Author: Oscar Cronquist Article last updated on November 15, 2018

The formula demonstrated in cell D13 is a regular formula, most people prefer a regular formula over an array formula if possible, see above picture.

=INDEX(D3:D10,MATCH(B13&C13,INDEX(B3:B10&C3:C10,),0))

It combines both values you want to look for using the ampersand character.

B13&C13

Then it concatenates the two cell ranges also using the ampersand character, the INDEX function makes it a regular formula.

INDEX(B3:B10&C3:C10,)

The MATCH function then returns the relative position of the of the combined values, see picture above.

MATCH(B13&C13,INDEX(B3:B10&C3:C10,),0) returns 6. The value is in the 6th position in the array.

INDEX(D3:D10,MATCH(B13&C13,INDEX(B3:B10&C3:C10,),0))

becomes

INDEX(D3:D10, 6)

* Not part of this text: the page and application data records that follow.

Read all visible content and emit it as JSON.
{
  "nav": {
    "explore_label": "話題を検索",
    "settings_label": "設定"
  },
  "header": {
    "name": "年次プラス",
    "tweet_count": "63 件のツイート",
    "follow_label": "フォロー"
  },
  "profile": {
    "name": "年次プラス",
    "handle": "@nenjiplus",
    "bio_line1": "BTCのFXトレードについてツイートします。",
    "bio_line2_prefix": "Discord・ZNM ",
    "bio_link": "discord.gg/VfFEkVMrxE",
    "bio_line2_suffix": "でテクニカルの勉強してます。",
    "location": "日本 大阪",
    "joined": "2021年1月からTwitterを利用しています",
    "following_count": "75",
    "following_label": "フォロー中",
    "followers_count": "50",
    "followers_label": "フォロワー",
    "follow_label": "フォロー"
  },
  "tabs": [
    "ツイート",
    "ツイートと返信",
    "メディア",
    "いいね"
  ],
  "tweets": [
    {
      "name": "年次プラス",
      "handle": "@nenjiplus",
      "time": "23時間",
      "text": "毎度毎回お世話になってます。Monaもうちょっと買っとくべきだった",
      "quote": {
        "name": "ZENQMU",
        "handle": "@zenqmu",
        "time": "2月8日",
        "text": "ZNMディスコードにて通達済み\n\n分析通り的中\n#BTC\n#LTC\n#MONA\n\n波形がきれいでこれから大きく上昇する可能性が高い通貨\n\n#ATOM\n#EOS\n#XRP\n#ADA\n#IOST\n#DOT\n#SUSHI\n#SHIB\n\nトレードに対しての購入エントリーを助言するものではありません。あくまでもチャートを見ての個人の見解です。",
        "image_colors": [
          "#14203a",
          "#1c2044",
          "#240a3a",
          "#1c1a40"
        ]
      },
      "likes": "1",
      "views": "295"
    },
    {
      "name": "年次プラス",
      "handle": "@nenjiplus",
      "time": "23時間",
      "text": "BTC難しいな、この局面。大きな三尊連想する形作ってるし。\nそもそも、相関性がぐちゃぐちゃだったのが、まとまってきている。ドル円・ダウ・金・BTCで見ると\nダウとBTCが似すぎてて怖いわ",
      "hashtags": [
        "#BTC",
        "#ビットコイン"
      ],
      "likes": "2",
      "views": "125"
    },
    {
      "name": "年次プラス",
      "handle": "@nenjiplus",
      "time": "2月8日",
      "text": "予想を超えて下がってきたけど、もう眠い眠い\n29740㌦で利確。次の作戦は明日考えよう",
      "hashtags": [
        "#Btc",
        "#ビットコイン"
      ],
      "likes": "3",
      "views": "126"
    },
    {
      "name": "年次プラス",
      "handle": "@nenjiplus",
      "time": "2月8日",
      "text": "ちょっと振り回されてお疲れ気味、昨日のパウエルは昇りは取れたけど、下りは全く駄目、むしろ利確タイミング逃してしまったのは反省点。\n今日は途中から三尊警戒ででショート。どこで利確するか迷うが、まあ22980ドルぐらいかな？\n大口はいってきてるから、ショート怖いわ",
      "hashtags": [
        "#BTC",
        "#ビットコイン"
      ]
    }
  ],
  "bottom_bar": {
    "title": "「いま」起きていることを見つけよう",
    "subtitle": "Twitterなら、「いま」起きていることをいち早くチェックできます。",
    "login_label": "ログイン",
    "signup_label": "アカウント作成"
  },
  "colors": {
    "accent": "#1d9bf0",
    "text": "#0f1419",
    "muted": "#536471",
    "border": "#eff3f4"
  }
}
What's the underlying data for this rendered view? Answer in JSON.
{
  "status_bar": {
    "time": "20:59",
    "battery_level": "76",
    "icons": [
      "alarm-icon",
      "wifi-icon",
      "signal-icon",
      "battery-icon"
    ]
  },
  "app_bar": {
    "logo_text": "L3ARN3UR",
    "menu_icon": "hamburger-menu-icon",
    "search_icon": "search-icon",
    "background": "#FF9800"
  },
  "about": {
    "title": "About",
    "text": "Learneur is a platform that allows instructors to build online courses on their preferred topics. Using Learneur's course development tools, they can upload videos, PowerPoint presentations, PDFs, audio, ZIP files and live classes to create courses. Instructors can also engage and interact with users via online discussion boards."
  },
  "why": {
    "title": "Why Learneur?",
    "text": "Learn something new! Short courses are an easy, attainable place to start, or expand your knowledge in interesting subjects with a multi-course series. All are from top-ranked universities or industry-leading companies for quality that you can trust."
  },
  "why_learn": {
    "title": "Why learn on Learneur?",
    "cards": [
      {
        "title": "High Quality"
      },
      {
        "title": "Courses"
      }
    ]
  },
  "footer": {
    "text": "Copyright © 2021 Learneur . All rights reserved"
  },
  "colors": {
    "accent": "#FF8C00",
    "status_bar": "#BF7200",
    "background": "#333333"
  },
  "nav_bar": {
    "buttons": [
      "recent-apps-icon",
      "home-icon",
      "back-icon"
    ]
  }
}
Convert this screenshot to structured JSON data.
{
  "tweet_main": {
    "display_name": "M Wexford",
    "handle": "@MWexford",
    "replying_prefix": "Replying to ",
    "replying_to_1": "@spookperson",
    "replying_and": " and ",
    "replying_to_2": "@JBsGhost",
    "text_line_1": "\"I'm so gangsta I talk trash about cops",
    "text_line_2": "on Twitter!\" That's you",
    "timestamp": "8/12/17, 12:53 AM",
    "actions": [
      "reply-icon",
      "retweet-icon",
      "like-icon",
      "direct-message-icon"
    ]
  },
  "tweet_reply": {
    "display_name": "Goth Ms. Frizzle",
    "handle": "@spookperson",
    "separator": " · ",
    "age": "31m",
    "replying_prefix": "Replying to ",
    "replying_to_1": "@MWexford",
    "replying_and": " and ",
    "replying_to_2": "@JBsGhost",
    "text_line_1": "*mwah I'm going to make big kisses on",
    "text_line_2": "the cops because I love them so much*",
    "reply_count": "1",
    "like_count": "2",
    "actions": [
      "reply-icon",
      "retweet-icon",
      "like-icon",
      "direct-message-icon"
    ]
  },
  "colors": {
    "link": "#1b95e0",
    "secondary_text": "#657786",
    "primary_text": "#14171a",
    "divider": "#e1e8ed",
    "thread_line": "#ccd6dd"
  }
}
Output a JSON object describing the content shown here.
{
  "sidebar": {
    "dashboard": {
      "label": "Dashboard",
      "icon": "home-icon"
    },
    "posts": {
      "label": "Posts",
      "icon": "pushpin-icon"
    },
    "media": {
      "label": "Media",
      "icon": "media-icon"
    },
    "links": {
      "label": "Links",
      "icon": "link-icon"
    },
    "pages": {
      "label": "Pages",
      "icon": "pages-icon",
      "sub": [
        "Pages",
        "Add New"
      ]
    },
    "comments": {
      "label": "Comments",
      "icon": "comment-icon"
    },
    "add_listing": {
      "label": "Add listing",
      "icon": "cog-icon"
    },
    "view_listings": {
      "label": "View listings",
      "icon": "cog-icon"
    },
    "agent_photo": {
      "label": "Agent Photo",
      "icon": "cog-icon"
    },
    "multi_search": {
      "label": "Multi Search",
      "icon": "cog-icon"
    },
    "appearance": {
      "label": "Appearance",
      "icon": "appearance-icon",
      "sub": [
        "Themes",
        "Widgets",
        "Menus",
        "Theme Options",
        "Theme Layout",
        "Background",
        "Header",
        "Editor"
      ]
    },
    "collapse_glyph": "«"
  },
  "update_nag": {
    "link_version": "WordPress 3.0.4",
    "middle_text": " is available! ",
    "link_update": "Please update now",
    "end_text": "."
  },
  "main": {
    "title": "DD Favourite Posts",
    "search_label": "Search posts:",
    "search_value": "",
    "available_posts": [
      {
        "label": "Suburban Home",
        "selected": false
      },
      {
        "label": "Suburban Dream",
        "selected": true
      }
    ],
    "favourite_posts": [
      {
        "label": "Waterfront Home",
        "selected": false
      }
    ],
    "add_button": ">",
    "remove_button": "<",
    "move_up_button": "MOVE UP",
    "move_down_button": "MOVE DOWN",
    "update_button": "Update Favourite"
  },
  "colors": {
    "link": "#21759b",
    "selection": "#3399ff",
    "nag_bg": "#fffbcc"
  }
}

and returns Jennifer in cell D13.

If you don't mind array formulas, the only advantage is that it is somewhat smaller, use this formula:

=INDEX(D3:D10,MATCH(B13&C13,B3:B10&C3:C10,0))

To enter an array formula press and hold CTRL + SHIFT simultaneously, then press Enter once. Release all keys.

The formula bar now shows the formula enclosed with curly brackets telling you that you entered the formula successfully. Don't enter the curly brackets yourself.